## [What this task involves]
Each of the lines below must be restated exactly.

■ ■ ■ ■ ■

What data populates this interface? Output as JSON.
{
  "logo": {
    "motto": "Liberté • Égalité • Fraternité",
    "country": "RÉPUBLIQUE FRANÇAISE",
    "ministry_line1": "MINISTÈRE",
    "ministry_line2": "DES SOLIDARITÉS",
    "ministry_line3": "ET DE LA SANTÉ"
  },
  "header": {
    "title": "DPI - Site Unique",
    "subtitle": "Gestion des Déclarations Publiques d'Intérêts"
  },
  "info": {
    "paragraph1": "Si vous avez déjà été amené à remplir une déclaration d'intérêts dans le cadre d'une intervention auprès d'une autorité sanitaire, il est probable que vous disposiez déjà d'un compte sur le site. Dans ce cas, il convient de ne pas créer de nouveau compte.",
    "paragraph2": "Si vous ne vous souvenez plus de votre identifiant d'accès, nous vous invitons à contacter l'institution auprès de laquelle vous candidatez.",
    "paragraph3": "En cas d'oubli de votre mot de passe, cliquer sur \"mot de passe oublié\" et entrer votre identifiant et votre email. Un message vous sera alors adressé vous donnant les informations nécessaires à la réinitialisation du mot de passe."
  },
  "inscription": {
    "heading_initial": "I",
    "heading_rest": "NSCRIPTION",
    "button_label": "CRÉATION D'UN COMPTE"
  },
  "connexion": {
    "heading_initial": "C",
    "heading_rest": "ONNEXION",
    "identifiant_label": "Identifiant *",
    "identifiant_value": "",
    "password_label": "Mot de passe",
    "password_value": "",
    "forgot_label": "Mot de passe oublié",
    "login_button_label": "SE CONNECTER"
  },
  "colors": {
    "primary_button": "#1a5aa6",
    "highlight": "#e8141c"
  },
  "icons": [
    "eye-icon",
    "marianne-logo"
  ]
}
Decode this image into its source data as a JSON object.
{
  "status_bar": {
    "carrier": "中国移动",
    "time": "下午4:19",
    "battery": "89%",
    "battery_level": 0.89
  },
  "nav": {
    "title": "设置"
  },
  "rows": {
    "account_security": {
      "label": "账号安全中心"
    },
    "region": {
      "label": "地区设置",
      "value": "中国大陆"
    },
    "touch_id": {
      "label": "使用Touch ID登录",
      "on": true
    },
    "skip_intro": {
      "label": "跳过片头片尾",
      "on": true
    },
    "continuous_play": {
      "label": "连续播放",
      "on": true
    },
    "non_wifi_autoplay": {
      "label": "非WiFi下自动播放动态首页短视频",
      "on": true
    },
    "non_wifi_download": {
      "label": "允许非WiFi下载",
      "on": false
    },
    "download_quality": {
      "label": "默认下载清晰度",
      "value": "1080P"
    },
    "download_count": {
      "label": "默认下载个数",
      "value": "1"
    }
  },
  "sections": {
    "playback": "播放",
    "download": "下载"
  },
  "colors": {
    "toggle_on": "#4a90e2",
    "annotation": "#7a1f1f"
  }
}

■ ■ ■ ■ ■

## [Task output]
What data populates this interface? Output as JSON.
{
  "logo": {
    "motto": "Liberté • Égalité • Fraternité",
    "country": "RÉPUBLIQUE FRANÇAISE",
    "ministry_line1": "MINISTÈRE",
    "ministry_line2": "DES SOLIDARITÉS",
    "ministry_line3": "ET DE LA SANTÉ"
  },
  "header": {
    "title": "DPI - Site Unique",
    "subtitle": "Gestion des Déclarations Publiques d'Intérêts"
  },
  "info": {
    "paragraph1": "Si vous avez déjà été amené à remplir une déclaration d'intérêts dans le cadre d'une intervention auprès d'une autorité sanitaire, il est probable que vous disposiez déjà d'un compte sur le site. Dans ce cas, il convient de ne pas créer de nouveau compte.",
    "paragraph2": "Si vous ne vous souvenez plus de votre identifiant d'accès, nous vous invitons à contacter l'institution auprès de laquelle vous candidatez.",
    "paragraph3": "En cas d'oubli de votre mot de passe, cliquer sur \"mot de passe oublié\" et entrer votre identifiant et votre email. Un message vous sera alors adressé vous donnant les informations nécessaires à la réinitialisation du mot de passe."
  },
  "inscription": {
    "heading_initial": "I",
    "heading_rest": "NSCRIPTION",
    "button_label": "CRÉATION D'UN COMPTE"
  },
  "connexion": {
    "heading_initial": "C",
    "heading_rest": "ONNEXION",
    "identifiant_label": "Identifiant *",
    "identifiant_value": "",
    "password_label": "Mot de passe",
    "password_value": "",
    "forgot_label": "Mot de passe oublié",
    "login_button_label": "SE CONNECTER"
  },
  "colors": {
    "primary_button": "#1a5aa6",
    "highlight": "#e8141c"
  },
  "icons": [
    "eye-icon",
    "marianne-logo"
  ]
}
Decode this image into its source data as a JSON object.
{
  "status_bar": {
    "carrier": "中国移动",
    "time": "下午4:19",
    "battery": "89%",
    "battery_level": 0.89
  },
  "nav": {
    "title": "设置"
  },
  "rows": {
    "account_security": {
      "label": "账号安全中心"
    },
    "region": {
      "label": "地区设置",
      "value": "中国大陆"
    },
    "touch_id": {
      "label": "使用Touch ID登录",
      "on": true
    },
    "skip_intro": {
      "label": "跳过片头片尾",
      "on": true
    },
    "continuous_play": {
      "label": "连续播放",
      "on": true
    },
    "non_wifi_autoplay": {
      "label": "非WiFi下自动播放动态首页短视频",
      "on": true
    },
    "non_wifi_download": {
      "label": "允许非WiFi下载",
      "on": false
    },
    "download_quality": {
      "label": "默认下载清晰度",
      "value": "1080P"
    },
    "download_count": {
      "label": "默认下载个数",
      "value": "1"
    }
  },
  "sections": {
    "playback": "播放",
    "download": "下载"
  },
  "colors": {
    "toggle_on": "#4a90e2",
    "annotation": "#7a1f1f"
  }
}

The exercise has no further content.